Jan 23, 2015 Stop Virginia HB 1635, violating the First Amendment by expanding libel plaintiffs’ rights
Congress shall make no law respecting an establishment of religion, or prohibiting the free exercise thereof; or abridging the freedom of speech, or of the press; or the right of the people peaceably to assemble, and to petition the government for a redress of grievances. First Amendment to the United States Constitution.
After experiencing clearly unacceptable racist, sexist and other disparaging anonymous verbal attacks on the online Fairfax Underground website, and being unable to uncover all of the anonymous posters’ identities before the running of the legal deadline for doing so in her defamation suit against the posters, fellow Fairfax, Virginia lawyer Andaleeb “Andi” Geloo is urging passage of Virginia state legislation in the form of HB 1635 (the last legislative action was taken January 19, 2015, when the legislature sadly was in session rather than breaking for Martin Luther King Day), to stay the running of the deadline to name libel defendants in a lawsuit. As much as I oppose the wrongful disparagement of Andi, because I believe that all libel laws are an affront to the First Amendment I urge all Virginia voters to urge their legislators to vote against HB 1635.
At first blush, HB 1635 may not sound like much to oppose. However, as I have blogged for years, libel laws/defamation/slander laws are too damaging to First Amendment protection and free expression rights, for chilling legitimate speech, curbing expansion of free expression rights, and being a tool to justify curbing free expression rights. Virginia HB 1635 expands libel plaintiffs’ rights when we need to be going into the opposite direction until libel laws are abolished.
Even some lawyer colleagues who otherwise are in agreement with much of my civil liberties message, are not ready to scrap libel laws, whether because they believe libel laws help prevent severe damage to people’s reputations, are allowed by decades of appellate court jurisprudence, or do not involve government wrongdoing (but of course the government is involved, as libel suits are filed in courts, which are part of the government). I say that allowing libel laws helps to make the First Amendment meaningless.
Some people talk about balancing tests with libel, or say “your rights stop where my rights start”, “bullies should not get away with destroying reputations”, and “with the right of free expression come responsibilities”. Where do tyrants first look to control the populace and expand their tyranny?

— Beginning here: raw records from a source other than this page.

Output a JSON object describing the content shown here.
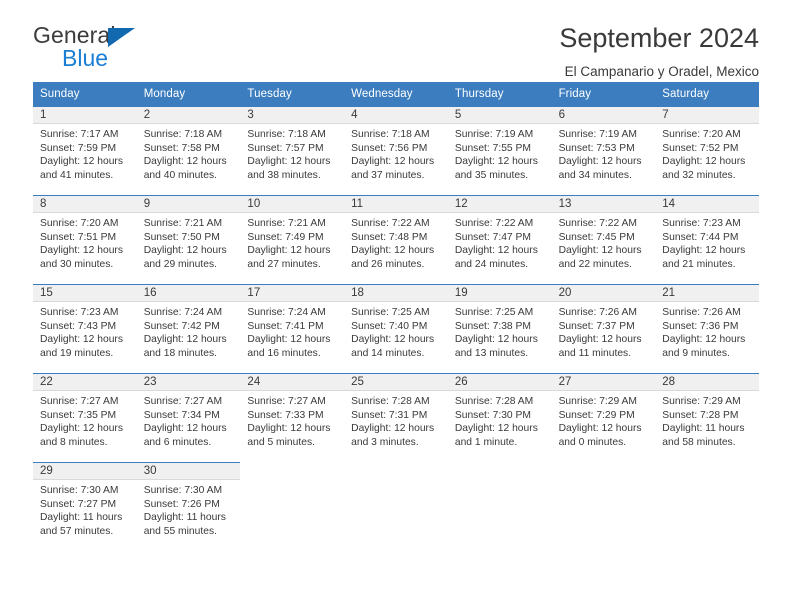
{
  "brand": {
    "name_part1": "General",
    "name_part2": "Blue",
    "accent_color": "#1269b0",
    "blue_text_color": "#1a7fd4"
  },
  "header": {
    "title": "September 2024",
    "subtitle": "El Campanario y Oradel, Mexico"
  },
  "calendar": {
    "header_bg": "#3b7dbf",
    "weekdays": [
      "Sunday",
      "Monday",
      "Tuesday",
      "Wednesday",
      "Thursday",
      "Friday",
      "Saturday"
    ],
    "weeks": [
      [
        {
          "day": "1",
          "sunrise": "Sunrise: 7:17 AM",
          "sunset": "Sunset: 7:59 PM",
          "daylight1": "Daylight: 12 hours",
          "daylight2": "and 41 minutes."
        },
        {
          "day": "2",
          "sunrise": "Sunrise: 7:18 AM",
          "sunset": "Sunset: 7:58 PM",
          "daylight1": "Daylight: 12 hours",
          "daylight2": "and 40 minutes."
        },
        {
          "day": "3",
          "sunrise": "Sunrise: 7:18 AM",
          "sunset": "Sunset: 7:57 PM",
          "daylight1": "Daylight: 12 hours",
          "daylight2": "and 38 minutes."
        },
        {
          "day": "4",
          "sunrise": "Sunrise: 7:18 AM",
          "sunset": "Sunset: 7:56 PM",
          "daylight1": "Daylight: 12 hours",
          "daylight2": "and 37 minutes."
        },
        {
          "day": "5",
          "sunrise": "Sunrise: 7:19 AM",
          "sunset": "Sunset: 7:55 PM",
          "daylight1": "Daylight: 12 hours",
          "daylight2": "and 35 minutes."
        },
        {
          "day": "6",
          "sunrise": "Sunrise: 7:19 AM",
          "sunset": "Sunset: 7:53 PM",
          "daylight1": "Daylight: 12 hours",
          "daylight2": "and 34 minutes."
        },
        {
          "day": "7",
          "sunrise": "Sunrise: 7:20 AM",
          "sunset": "Sunset: 7:52 PM",
          "daylight1": "Daylight: 12 hours",
          "daylight2": "and 32 minutes."
        }
      ],
      [
        {
          "day": "8",
          "sunrise": "Sunrise: 7:20 AM",
          "sunset": "Sunset: 7:51 PM",
          "daylight1": "Daylight: 12 hours",
          "daylight2": "and 30 minutes."
        },
        {
          "day": "9",
          "sunrise": "Sunrise: 7:21 AM",
          "sunset": "Sunset: 7:50 PM",
          "daylight1": "Daylight: 12 hours",
          "daylight2": "and 29 minutes."
        },
        {
          "day": "10",
          "sunrise": "Sunrise: 7:21 AM",
          "sunset": "Sunset: 7:49 PM",
          "daylight1": "Daylight: 12 hours",
          "daylight2": "and 27 minutes."
        },
        {
          "day": "11",
          "sunrise": "Sunrise: 7:22 AM",
          "sunset": "Sunset: 7:48 PM",
          "daylight1": "Daylight: 12 hours",
          "daylight2": "and 26 minutes."
        },
        {
          "day": "12",
          "sunrise": "Sunrise: 7:22 AM",
          "sunset": "Sunset: 7:47 PM",
          "daylight1": "Daylight: 12 hours",
          "daylight2": "and 24 minutes."
        },
        {
          "day": "13",
          "sunrise": "Sunrise: 7:22 AM",
          "sunset": "Sunset: 7:45 PM",
          "daylight1": "Daylight: 12 hours",
          "daylight2": "and 22 minutes."
        },
        {
          "day": "14",
          "sunrise": "Sunrise: 7:23 AM",
          "sunset": "Sunset: 7:44 PM",
          "daylight1": "Daylight: 12 hours",
          "daylight2": "and 21 minutes."
        }
      ],
      [
        {
          "day": "15",
          "sunrise": "Sunrise: 7:23 AM",
          "sunset": "Sunset: 7:43 PM",
          "daylight1": "Daylight: 12 hours",
          "daylight2": "and 19 minutes."
        },
        {
          "day": "16",
          "sunrise": "Sunrise: 7:24 AM",
          "sunset": "Sunset: 7:42 PM",
          "daylight1": "Daylight: 12 hours",
          "daylight2": "and 18 minutes."
        },
        {
          "day": "17",
          "sunrise": "Sunrise: 7:24 AM",
          "sunset": "Sunset: 7:41 PM",
          "daylight1": "Daylight: 12 hours",
          "daylight2": "and 16 minutes."
        },
        {
          "day": "18",
          "sunrise": "Sunrise: 7:25 AM",
          "sunset": "Sunset: 7:40 PM",
          "daylight1": "Daylight: 12 hours",
          "daylight2": "and 14 minutes."
        },
        {
          "day": "19",
          "sunrise": "Sunrise: 7:25 AM",
          "sunset": "Sunset: 7:38 PM",
          "daylight1": "Daylight: 12 hours",
          "daylight2": "and 13 minutes."
        },
        {
          "day": "20",
          "sunrise": "Sunrise: 7:26 AM",
          "sunset": "Sunset: 7:37 PM",
          "daylight1": "Daylight: 12 hours",
          "daylight2": "and 11 minutes."
        },
        {
          "day": "21",
          "sunrise": "Sunrise: 7:26 AM",
          "sunset": "Sunset: 7:36 PM",
          "daylight1": "Daylight: 12 hours",
          "daylight2": "and 9 minutes."
        }
      ],
      [
        {
          "day": "22",
          "sunrise": "Sunrise: 7:27 AM",
          "sunset": "Sunset: 7:35 PM",
          "daylight1": "Daylight: 12 hours",
          "daylight2": "and 8 minutes."
        },
        {
          "day": "23",
          "sunrise": "Sunrise: 7:27 AM",
          "sunset": "Sunset: 7:34 PM",
          "daylight1": "Daylight: 12 hours",
          "daylight2": "and 6 minutes."
        },
        {
          "day": "24",
          "sunrise": "Sunrise: 7:27 AM",
          "sunset": "Sunset: 7:33 PM",
          "daylight1": "Daylight: 12 hours",
          "daylight2": "and 5 minutes."
        },
        {
          "day": "25",
          "sunrise": "Sunrise: 7:28 AM",
          "sunset": "Sunset: 7:31 PM",
          "daylight1": "Daylight: 12 hours",
          "daylight2": "and 3 minutes."
        },
        {
          "day": "26",
          "sunrise": "Sunrise: 7:28 AM",
          "sunset": "Sunset: 7:30 PM",
          "daylight1": "Daylight: 12 hours",
          "daylight2": "and 1 minute."
        },
        {
          "day": "27",
          "sunrise": "Sunrise: 7:29 AM",
          "sunset": "Sunset: 7:29 PM",
          "daylight1": "Daylight: 12 hours",
          "daylight2": "and 0 minutes."
        },
        {
          "day": "28",
          "sunrise": "Sunrise: 7:29 AM",
          "sunset": "Sunset: 7:28 PM",
          "daylight1": "Daylight: 11 hours",
          "daylight2": "and 58 minutes."
        }
      ],
      [
        {
          "day": "29",
          "sunrise": "Sunrise: 7:30 AM",
          "sunset": "Sunset: 7:27 PM",
          "daylight1": "Daylight: 11 hours",
          "daylight2": "and 57 minutes."
        },
        {
          "day": "30",
          "sunrise": "Sunrise: 7:30 AM",
          "sunset": "Sunset: 7:26 PM",
          "daylight1": "Daylight: 11 hours",
          "daylight2": "and 55 minutes."
        },
        {
          "day": "",
          "sunrise": "",
          "sunset": "",
          "daylight1": "",
          "daylight2": ""
        },
        {
          "day": "",
          "sunrise": "",
          "sunset": "",
          "daylight1": "",
          "daylight2": ""
        },
        {
          "day": "",
          "sunrise": "",
          "sunset": "",
          "daylight1": "",
          "daylight2": ""
        },
        {
          "day": "",
          "sunrise": "",
          "sunset": "",
          "daylight1": "",
          "daylight2": ""
        },
        {
          "day": "",
          "sunrise": "",
          "sunset": "",
          "daylight1": "",
          "daylight2": ""
        }
      ]
    ]
  }
}
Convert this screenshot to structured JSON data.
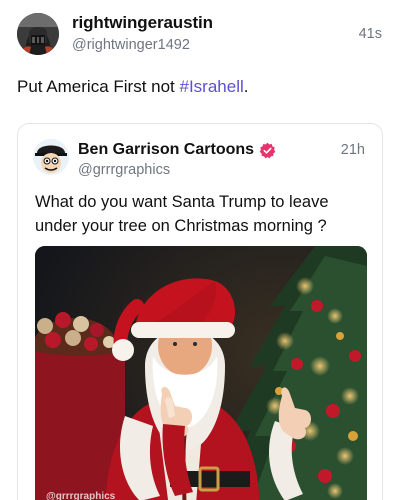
{
  "post": {
    "author": {
      "display_name": "rightwingeraustin",
      "handle": "@rightwinger1492",
      "avatar_icon": "helmeted-figure-avatar"
    },
    "timestamp": "41s",
    "text_before": "Put America First not ",
    "hashtag": "#Israhell",
    "text_after": ".",
    "hashtag_color": "#5b4fd6"
  },
  "quoted_post": {
    "author": {
      "display_name": "Ben Garrison Cartoons",
      "handle": "@grrrgraphics",
      "verified": true,
      "verified_icon": "verified-badge-icon",
      "verified_color": "#e8336d",
      "avatar_icon": "cartoon-face-avatar"
    },
    "timestamp": "21h",
    "text": "What do you want Santa Trump to leave under your tree on Christmas morning ?",
    "media": {
      "description_icon": "santa-christmas-tree-image",
      "watermark": "@grrrgraphics"
    }
  }
}
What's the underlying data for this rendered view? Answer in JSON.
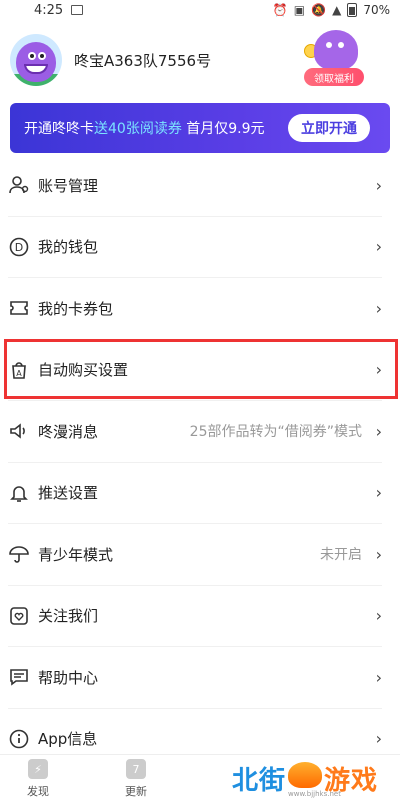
{
  "status_bar": {
    "time": "4:25",
    "battery": "70%"
  },
  "profile": {
    "username": "咚宝A363队7556号",
    "reward_label": "领取福利"
  },
  "banner": {
    "text_prefix": "开通咚咚卡",
    "text_highlight": "送40张阅读券",
    "text_suffix": " 首月仅9.9元",
    "button_label": "立即开通"
  },
  "menu": {
    "items": [
      {
        "label": "账号管理",
        "value": "",
        "icon": "user-manage-icon"
      },
      {
        "label": "我的钱包",
        "value": "",
        "icon": "wallet-icon"
      },
      {
        "label": "我的卡券包",
        "value": "",
        "icon": "ticket-icon"
      },
      {
        "label": "自动购买设置",
        "value": "",
        "icon": "auto-buy-icon"
      },
      {
        "label": "咚漫消息",
        "value": "25部作品转为“借阅券”模式",
        "icon": "speaker-icon"
      },
      {
        "label": "推送设置",
        "value": "",
        "icon": "bell-icon"
      },
      {
        "label": "青少年模式",
        "value": "未开启",
        "icon": "umbrella-icon"
      },
      {
        "label": "关注我们",
        "value": "",
        "icon": "heart-icon"
      },
      {
        "label": "帮助中心",
        "value": "",
        "icon": "chat-icon"
      },
      {
        "label": "App信息",
        "value": "",
        "icon": "info-icon"
      }
    ]
  },
  "bottom_nav": {
    "tabs": [
      {
        "label": "发现",
        "icon": "discover-icon"
      },
      {
        "label": "更新",
        "icon": "update-icon",
        "icon_text": "7"
      }
    ]
  },
  "watermark": {
    "left": "北街",
    "right": "游戏",
    "url": "www.bjjhks.net"
  },
  "colors": {
    "highlight_box": "#ee3333",
    "banner_accent": "#7be3ff",
    "banner_bg": "#4b3ee0"
  }
}
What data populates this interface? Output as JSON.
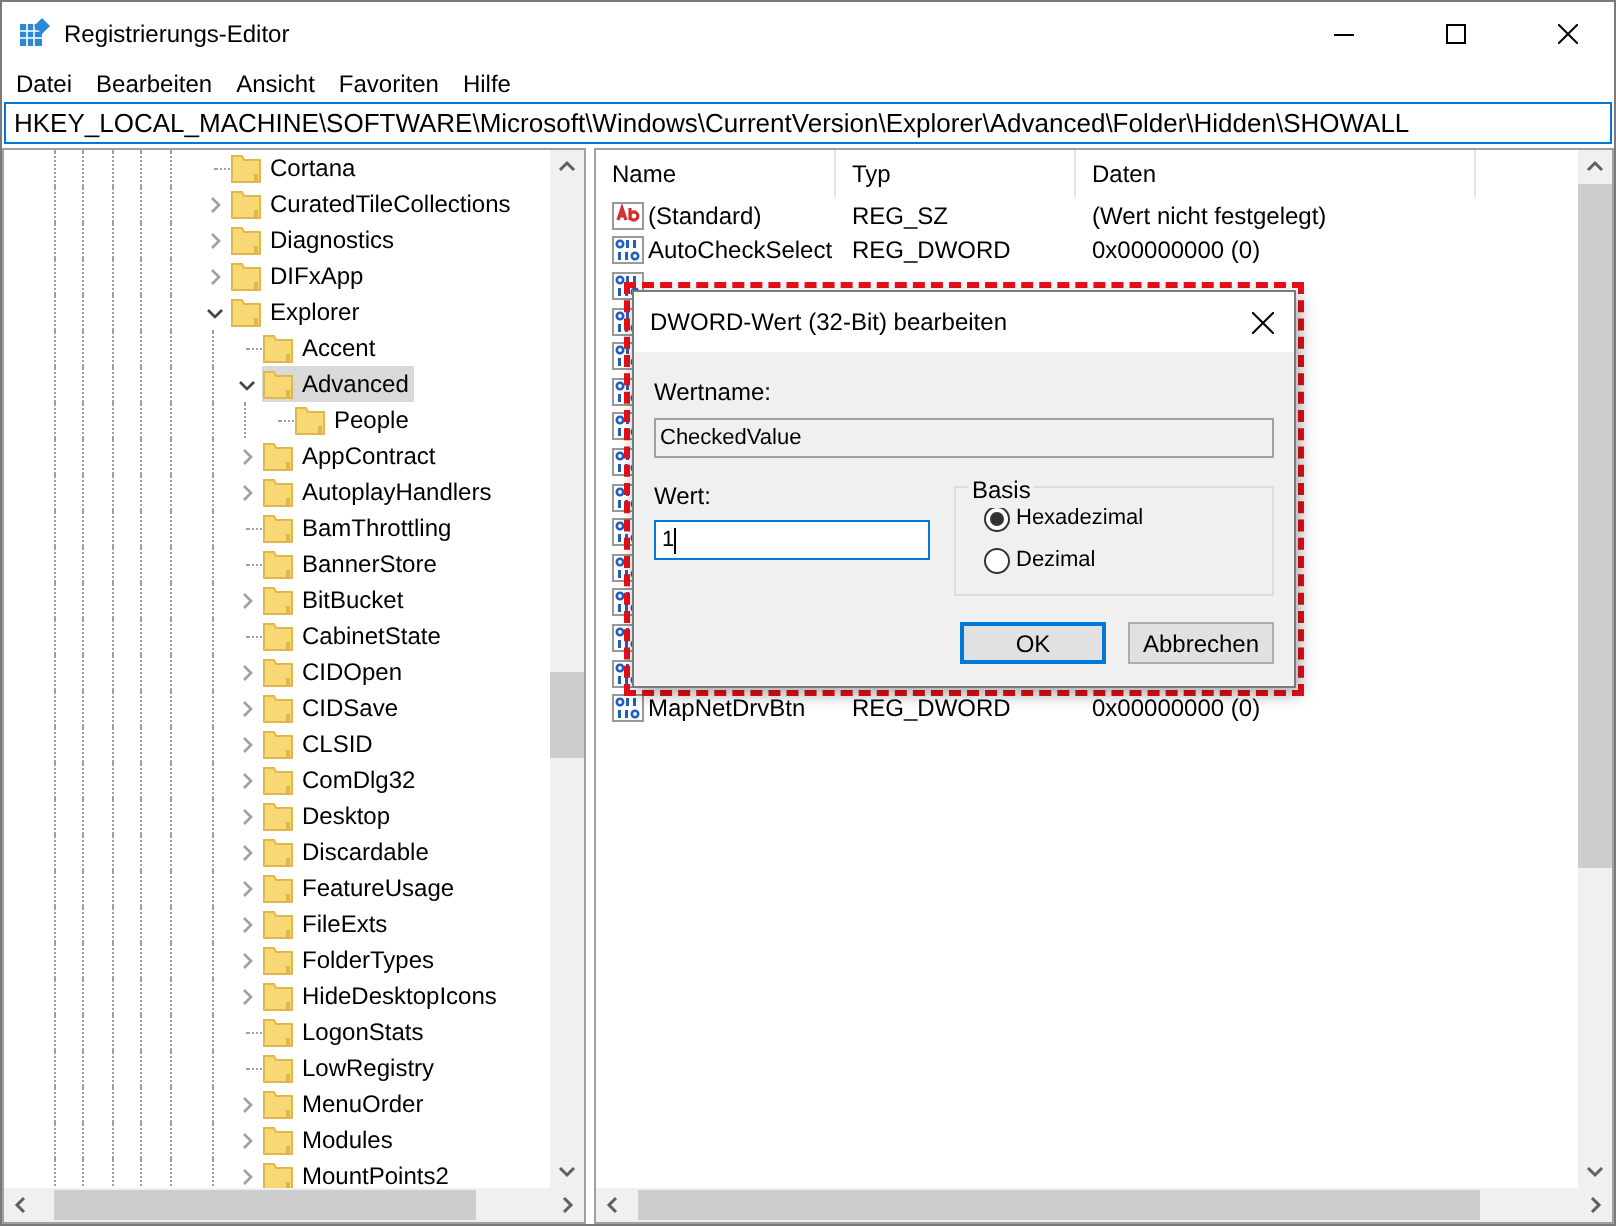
{
  "window": {
    "title": "Registrierungs-Editor"
  },
  "menu": [
    "Datei",
    "Bearbeiten",
    "Ansicht",
    "Favoriten",
    "Hilfe"
  ],
  "address": "HKEY_LOCAL_MACHINE\\SOFTWARE\\Microsoft\\Windows\\CurrentVersion\\Explorer\\Advanced\\Folder\\Hidden\\SHOWALL",
  "tree": [
    {
      "label": "Cortana",
      "kind": "leaf",
      "selected": false
    },
    {
      "label": "CuratedTileCollections",
      "kind": "branch",
      "expanded": false,
      "selected": false
    },
    {
      "label": "Diagnostics",
      "kind": "branch",
      "expanded": false,
      "selected": false
    },
    {
      "label": "DIFxApp",
      "kind": "branch",
      "expanded": false,
      "selected": false
    },
    {
      "label": "Explorer",
      "kind": "branch",
      "expanded": true,
      "selected": false,
      "children": [
        {
          "label": "Accent",
          "kind": "leaf",
          "selected": false
        },
        {
          "label": "Advanced",
          "kind": "branch",
          "expanded": true,
          "selected": true,
          "children": [
            {
              "label": "People",
              "kind": "leaf",
              "selected": false
            }
          ]
        },
        {
          "label": "AppContract",
          "kind": "branch",
          "expanded": false,
          "selected": false
        },
        {
          "label": "AutoplayHandlers",
          "kind": "branch",
          "expanded": false,
          "selected": false
        },
        {
          "label": "BamThrottling",
          "kind": "leaf",
          "selected": false
        },
        {
          "label": "BannerStore",
          "kind": "leaf",
          "selected": false
        },
        {
          "label": "BitBucket",
          "kind": "branch",
          "expanded": false,
          "selected": false
        },
        {
          "label": "CabinetState",
          "kind": "leaf",
          "selected": false
        },
        {
          "label": "CIDOpen",
          "kind": "branch",
          "expanded": false,
          "selected": false
        },
        {
          "label": "CIDSave",
          "kind": "branch",
          "expanded": false,
          "selected": false
        },
        {
          "label": "CLSID",
          "kind": "branch",
          "expanded": false,
          "selected": false
        },
        {
          "label": "ComDlg32",
          "kind": "branch",
          "expanded": false,
          "selected": false
        },
        {
          "label": "Desktop",
          "kind": "branch",
          "expanded": false,
          "selected": false
        },
        {
          "label": "Discardable",
          "kind": "branch",
          "expanded": false,
          "selected": false
        },
        {
          "label": "FeatureUsage",
          "kind": "branch",
          "expanded": false,
          "selected": false
        },
        {
          "label": "FileExts",
          "kind": "branch",
          "expanded": false,
          "selected": false
        },
        {
          "label": "FolderTypes",
          "kind": "branch",
          "expanded": false,
          "selected": false
        },
        {
          "label": "HideDesktopIcons",
          "kind": "branch",
          "expanded": false,
          "selected": false
        },
        {
          "label": "LogonStats",
          "kind": "leaf",
          "selected": false
        },
        {
          "label": "LowRegistry",
          "kind": "leaf",
          "selected": false
        },
        {
          "label": "MenuOrder",
          "kind": "branch",
          "expanded": false,
          "selected": false
        },
        {
          "label": "Modules",
          "kind": "branch",
          "expanded": false,
          "selected": false
        },
        {
          "label": "MountPoints2",
          "kind": "branch",
          "expanded": false,
          "selected": false
        }
      ]
    }
  ],
  "values": {
    "columns": [
      "Name",
      "Typ",
      "Daten"
    ],
    "rows": [
      {
        "kind": "string",
        "name": "(Standard)",
        "type": "REG_SZ",
        "data": "(Wert nicht festgelegt)"
      },
      {
        "kind": "dword",
        "name": "AutoCheckSelect",
        "type": "REG_DWORD",
        "data": "0x00000000 (0)"
      },
      {
        "kind": "dword"
      },
      {
        "kind": "dword"
      },
      {
        "kind": "dword"
      },
      {
        "kind": "dword"
      },
      {
        "kind": "dword"
      },
      {
        "kind": "dword"
      },
      {
        "kind": "dword"
      },
      {
        "kind": "dword"
      },
      {
        "kind": "dword"
      },
      {
        "kind": "dword"
      },
      {
        "kind": "dword"
      },
      {
        "kind": "dword"
      },
      {
        "kind": "dword",
        "name": "MapNetDrvBtn",
        "type": "REG_DWORD",
        "data": "0x00000000 (0)"
      }
    ]
  },
  "dialog": {
    "title": "DWORD-Wert (32-Bit) bearbeiten",
    "name_label": "Wertname:",
    "name_value": "CheckedValue",
    "value_label": "Wert:",
    "value": "1",
    "base_label": "Basis",
    "bases": [
      {
        "label": "Hexadezimal",
        "selected": true
      },
      {
        "label": "Dezimal",
        "selected": false
      }
    ],
    "buttons": [
      "OK",
      "Abbrechen"
    ]
  }
}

By punishing people for words that do not serve the tyrants, by limiting information flow, and by scaring people to keep their strongly held views to themselves. Isn’t that why the First Amendment exists and why it is the first amendment rather than the last one to the United States Constitution? If we are going to give full teeth to the First Amendment, we must err on the side of protecting too much speech rather than too little speech, even though the costs of doing so can be high at times, including allowing racist, sexist and defamatory speech.
Let us fight despicable speech with more speech, not by censoring or fining the despicable speech.
Here are more thoughts on the topic:
– Allowing civil libel suits also allows for criminal libel prosecutions, which never should be permitted.
-Although the disparaging online postings about Andi served no benefit to society, online anonymity is important to protect the many instances of truthful online postings, including whistleblowers who otherwise would not disclose the misdeeds of their employers and others.
– Too many people, news organizations and others tone down their legitimate messages, out of fear of the potentially crippling cost and potential damage awards from of lawsuits. It often takes the financial muscle of Oprah Winfrey (who wrongfully got sued by beef industry interests for libel against hamburgers) and the New York Times for people and organizations to have the guts and resources to risk the huge financial investment that can be required to defend a libel lawsuit, let alone to pay a wrongful and sky-high jury verdict.
– Some states in the United States still permit criminal penalties for libel — including one on the books in Virginia — and it does not seem that the U.S. Supreme Court has yet prevented such criminal penalties.
– Too many activists get silenced and muted by groundless and oppressive SLAPP/libel suits, where the suing corporations/organization knows that the suit helps neutralize the defendants both through litigation costs and keeping the defendants in court and depositions when they might otherwise be picketing an allegedly rogue organization. The public loses out when activists who would otherwise serve social justice stay silent for fear of libel suits.
Virginia HB 1635 and all libel laws need to be scrapped.
(January 25, 2015)- It bears pointing out that Fairfax County Circuit Court Judge Robert J. Smith in June 2014 granted a defense motion to quash defamation plaintiff Andi Geloo’s subpoena to discover the identity of a John Doe defendant. In so doing, Judge Smith pointed out that Ms. Geloo “failed to show the circuit court that statements made on fairfaxunderground.com by the anonymous communicator(s) are or may be tortious…”